**Work task**
Copy the data below in full, exactly as it appears.

Listed records Block Start

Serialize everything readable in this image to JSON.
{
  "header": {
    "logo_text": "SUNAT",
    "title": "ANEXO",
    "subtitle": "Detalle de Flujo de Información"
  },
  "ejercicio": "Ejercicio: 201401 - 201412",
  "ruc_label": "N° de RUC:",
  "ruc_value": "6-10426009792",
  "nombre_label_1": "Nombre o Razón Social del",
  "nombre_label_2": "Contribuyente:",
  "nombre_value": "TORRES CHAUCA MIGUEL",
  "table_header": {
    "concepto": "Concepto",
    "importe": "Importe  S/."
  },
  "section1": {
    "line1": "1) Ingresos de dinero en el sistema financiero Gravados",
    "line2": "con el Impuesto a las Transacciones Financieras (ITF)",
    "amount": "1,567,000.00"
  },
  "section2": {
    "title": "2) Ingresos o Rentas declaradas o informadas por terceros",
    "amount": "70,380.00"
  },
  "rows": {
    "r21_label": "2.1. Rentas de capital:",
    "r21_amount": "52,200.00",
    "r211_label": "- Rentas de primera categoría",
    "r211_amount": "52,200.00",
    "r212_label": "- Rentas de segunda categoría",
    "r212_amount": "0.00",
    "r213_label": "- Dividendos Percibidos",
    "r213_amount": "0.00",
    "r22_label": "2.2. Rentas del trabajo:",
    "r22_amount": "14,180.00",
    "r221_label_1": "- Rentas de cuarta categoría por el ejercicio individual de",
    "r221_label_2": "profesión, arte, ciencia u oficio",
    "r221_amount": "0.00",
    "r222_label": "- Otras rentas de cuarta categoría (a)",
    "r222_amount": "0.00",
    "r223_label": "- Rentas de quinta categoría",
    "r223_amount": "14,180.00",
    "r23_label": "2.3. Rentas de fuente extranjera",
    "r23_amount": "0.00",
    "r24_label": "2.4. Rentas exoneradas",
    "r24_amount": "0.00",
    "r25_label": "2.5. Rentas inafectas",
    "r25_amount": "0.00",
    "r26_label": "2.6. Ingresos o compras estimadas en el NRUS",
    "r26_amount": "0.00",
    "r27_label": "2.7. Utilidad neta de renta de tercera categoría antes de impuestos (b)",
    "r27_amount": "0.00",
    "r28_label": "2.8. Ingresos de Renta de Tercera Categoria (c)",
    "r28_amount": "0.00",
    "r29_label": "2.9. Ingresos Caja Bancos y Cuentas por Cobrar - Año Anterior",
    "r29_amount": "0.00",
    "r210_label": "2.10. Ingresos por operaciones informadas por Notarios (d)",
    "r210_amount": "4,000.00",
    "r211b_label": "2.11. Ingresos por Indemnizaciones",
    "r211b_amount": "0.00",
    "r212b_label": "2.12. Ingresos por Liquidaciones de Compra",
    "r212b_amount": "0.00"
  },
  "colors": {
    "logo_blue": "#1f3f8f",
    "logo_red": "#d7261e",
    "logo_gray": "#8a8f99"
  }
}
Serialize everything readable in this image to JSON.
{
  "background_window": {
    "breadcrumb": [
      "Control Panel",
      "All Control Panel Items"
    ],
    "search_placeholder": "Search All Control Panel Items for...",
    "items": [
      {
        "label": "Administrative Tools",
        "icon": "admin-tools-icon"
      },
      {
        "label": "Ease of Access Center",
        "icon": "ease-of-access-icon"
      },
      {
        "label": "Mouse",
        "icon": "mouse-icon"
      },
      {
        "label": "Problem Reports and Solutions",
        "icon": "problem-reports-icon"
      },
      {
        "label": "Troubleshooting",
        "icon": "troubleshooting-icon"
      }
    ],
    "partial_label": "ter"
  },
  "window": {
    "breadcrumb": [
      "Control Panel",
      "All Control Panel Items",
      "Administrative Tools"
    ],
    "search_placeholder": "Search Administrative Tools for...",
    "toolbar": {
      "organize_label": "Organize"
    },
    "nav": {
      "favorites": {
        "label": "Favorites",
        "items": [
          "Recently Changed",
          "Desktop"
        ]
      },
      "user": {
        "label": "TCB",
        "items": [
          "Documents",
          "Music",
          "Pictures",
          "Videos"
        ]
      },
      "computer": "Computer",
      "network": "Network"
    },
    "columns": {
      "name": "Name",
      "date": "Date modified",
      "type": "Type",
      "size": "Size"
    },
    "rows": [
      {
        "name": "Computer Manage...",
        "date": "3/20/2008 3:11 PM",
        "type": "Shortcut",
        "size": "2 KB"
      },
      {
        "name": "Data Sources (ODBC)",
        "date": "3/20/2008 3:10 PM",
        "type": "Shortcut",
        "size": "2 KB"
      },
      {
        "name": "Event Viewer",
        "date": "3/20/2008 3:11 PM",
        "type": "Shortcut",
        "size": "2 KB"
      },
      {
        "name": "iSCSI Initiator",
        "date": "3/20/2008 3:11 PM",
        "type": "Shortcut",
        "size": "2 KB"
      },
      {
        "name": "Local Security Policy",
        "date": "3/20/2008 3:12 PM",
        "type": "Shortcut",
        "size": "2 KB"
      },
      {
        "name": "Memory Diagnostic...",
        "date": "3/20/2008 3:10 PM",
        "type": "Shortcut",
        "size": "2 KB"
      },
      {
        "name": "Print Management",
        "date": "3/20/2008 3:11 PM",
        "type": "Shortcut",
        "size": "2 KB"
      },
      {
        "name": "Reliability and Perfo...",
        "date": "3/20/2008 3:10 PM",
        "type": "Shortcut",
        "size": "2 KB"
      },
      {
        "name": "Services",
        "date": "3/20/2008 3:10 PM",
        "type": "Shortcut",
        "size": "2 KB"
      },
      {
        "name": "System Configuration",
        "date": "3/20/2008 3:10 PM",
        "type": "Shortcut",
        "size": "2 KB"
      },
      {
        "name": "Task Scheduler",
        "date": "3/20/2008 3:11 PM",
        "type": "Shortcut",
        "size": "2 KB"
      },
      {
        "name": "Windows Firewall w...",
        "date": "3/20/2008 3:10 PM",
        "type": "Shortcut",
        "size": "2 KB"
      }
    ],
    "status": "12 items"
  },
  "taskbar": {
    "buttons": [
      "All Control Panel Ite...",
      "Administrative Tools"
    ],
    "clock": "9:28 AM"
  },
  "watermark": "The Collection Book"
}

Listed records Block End

**Result of the task**
Serialize everything readable in this image to JSON.
{
  "header": {
    "logo_text": "SUNAT",
    "title": "ANEXO",
    "subtitle": "Detalle de Flujo de Información"
  },
  "ejercicio": "Ejercicio: 201401 - 201412",
  "ruc_label": "N° de RUC:",
  "ruc_value": "6-10426009792",
  "nombre_label_1": "Nombre o Razón Social del",
  "nombre_label_2": "Contribuyente:",
  "nombre_value": "TORRES CHAUCA MIGUEL",
  "table_header": {
    "concepto": "Concepto",
    "importe": "Importe  S/."
  },
  "section1": {
    "line1": "1) Ingresos de dinero en el sistema financiero Gravados",
    "line2": "con el Impuesto a las Transacciones Financieras (ITF)",
    "amount": "1,567,000.00"
  },
  "section2": {
    "title": "2) Ingresos o Rentas declaradas o informadas por terceros",
    "amount": "70,380.00"
  },
  "rows": {
    "r21_label": "2.1. Rentas de capital:",
    "r21_amount": "52,200.00",
    "r211_label": "- Rentas de primera categoría",
    "r211_amount": "52,200.00",
    "r212_label": "- Rentas de segunda categoría",
    "r212_amount": "0.00",
    "r213_label": "- Dividendos Percibidos",
    "r213_amount": "0.00",
    "r22_label": "2.2. Rentas del trabajo:",
    "r22_amount": "14,180.00",
    "r221_label_1": "- Rentas de cuarta categoría por el ejercicio individual de",
    "r221_label_2": "profesión, arte, ciencia u oficio",
    "r221_amount": "0.00",
    "r222_label": "- Otras rentas de cuarta categoría (a)",
    "r222_amount": "0.00",
    "r223_label": "- Rentas de quinta categoría",
    "r223_amount": "14,180.00",
    "r23_label": "2.3. Rentas de fuente extranjera",
    "r23_amount": "0.00",
    "r24_label": "2.4. Rentas exoneradas",
    "r24_amount": "0.00",
    "r25_label": "2.5. Rentas inafectas",
    "r25_amount": "0.00",
    "r26_label": "2.6. Ingresos o compras estimadas en el NRUS",
    "r26_amount": "0.00",
    "r27_label": "2.7. Utilidad neta de renta de tercera categoría antes de impuestos (b)",
    "r27_amount": "0.00",
    "r28_label": "2.8. Ingresos de Renta de Tercera Categoria (c)",
    "r28_amount": "0.00",
    "r29_label": "2.9. Ingresos Caja Bancos y Cuentas por Cobrar - Año Anterior",
    "r29_amount": "0.00",
    "r210_label": "2.10. Ingresos por operaciones informadas por Notarios (d)",
    "r210_amount": "4,000.00",
    "r211b_label": "2.11. Ingresos por Indemnizaciones",
    "r211b_amount": "0.00",
    "r212b_label": "2.12. Ingresos por Liquidaciones de Compra",
    "r212b_amount": "0.00"
  },
  "colors": {
    "logo_blue": "#1f3f8f",
    "logo_red": "#d7261e",
    "logo_gray": "#8a8f99"
  }
}
Serialize everything readable in this image to JSON.
{
  "background_window": {
    "breadcrumb": [
      "Control Panel",
      "All Control Panel Items"
    ],
    "search_placeholder": "Search All Control Panel Items for...",
    "items": [
      {
        "label": "Administrative Tools",
        "icon": "admin-tools-icon"
      },
      {
        "label": "Ease of Access Center",
        "icon": "ease-of-access-icon"
      },
      {
        "label": "Mouse",
        "icon": "mouse-icon"
      },
      {
        "label": "Problem Reports and Solutions",
        "icon": "problem-reports-icon"
      },
      {
        "label": "Troubleshooting",
        "icon": "troubleshooting-icon"
      }
    ],
    "partial_label": "ter"
  },
  "window": {
    "breadcrumb": [
      "Control Panel",
      "All Control Panel Items",
      "Administrative Tools"
    ],
    "search_placeholder": "Search Administrative Tools for...",
    "toolbar": {
      "organize_label": "Organize"
    },
    "nav": {
      "favorites": {
        "label": "Favorites",
        "items": [
          "Recently Changed",
          "Desktop"
        ]
      },
      "user": {
        "label": "TCB",
        "items": [
          "Documents",
          "Music",
          "Pictures",
          "Videos"
        ]
      },
      "computer": "Computer",
      "network": "Network"
    },
    "columns": {
      "name": "Name",
      "date": "Date modified",
      "type": "Type",
      "size": "Size"
    },
    "rows": [
      {
        "name": "Computer Manage...",
        "date": "3/20/2008 3:11 PM",
        "type": "Shortcut",
        "size": "2 KB"
      },
      {
        "name": "Data Sources (ODBC)",
        "date": "3/20/2008 3:10 PM",
        "type": "Shortcut",
        "size": "2 KB"
      },
      {
        "name": "Event Viewer",
        "date": "3/20/2008 3:11 PM",
        "type": "Shortcut",
        "size": "2 KB"
      },
      {
        "name": "iSCSI Initiator",
        "date": "3/20/2008 3:11 PM",
        "type": "Shortcut",
        "size": "2 KB"
      },
      {
        "name": "Local Security Policy",
        "date": "3/20/2008 3:12 PM",
        "type": "Shortcut",
        "size": "2 KB"
      },
      {
        "name": "Memory Diagnostic...",
        "date": "3/20/2008 3:10 PM",
        "type": "Shortcut",
        "size": "2 KB"
      },
      {
        "name": "Print Management",
        "date": "3/20/2008 3:11 PM",
        "type": "Shortcut",
        "size": "2 KB"
      },
      {
        "name": "Reliability and Perfo...",
        "date": "3/20/2008 3:10 PM",
        "type": "Shortcut",
        "size": "2 KB"
      },
      {
        "name": "Services",
        "date": "3/20/2008 3:10 PM",
        "type": "Shortcut",
        "size": "2 KB"
      },
      {
        "name": "System Configuration",
        "date": "3/20/2008 3:10 PM",
        "type": "Shortcut",
        "size": "2 KB"
      },
      {
        "name": "Task Scheduler",
        "date": "3/20/2008 3:11 PM",
        "type": "Shortcut",
        "size": "2 KB"
      },
      {
        "name": "Windows Firewall w...",
        "date": "3/20/2008 3:10 PM",
        "type": "Shortcut",
        "size": "2 KB"
      }
    ],
    "status": "12 items"
  },
  "taskbar": {
    "buttons": [
      "All Control Panel Ite...",
      "Administrative Tools"
    ],
    "clock": "9:28 AM"
  },
  "watermark": "The Collection Book"
}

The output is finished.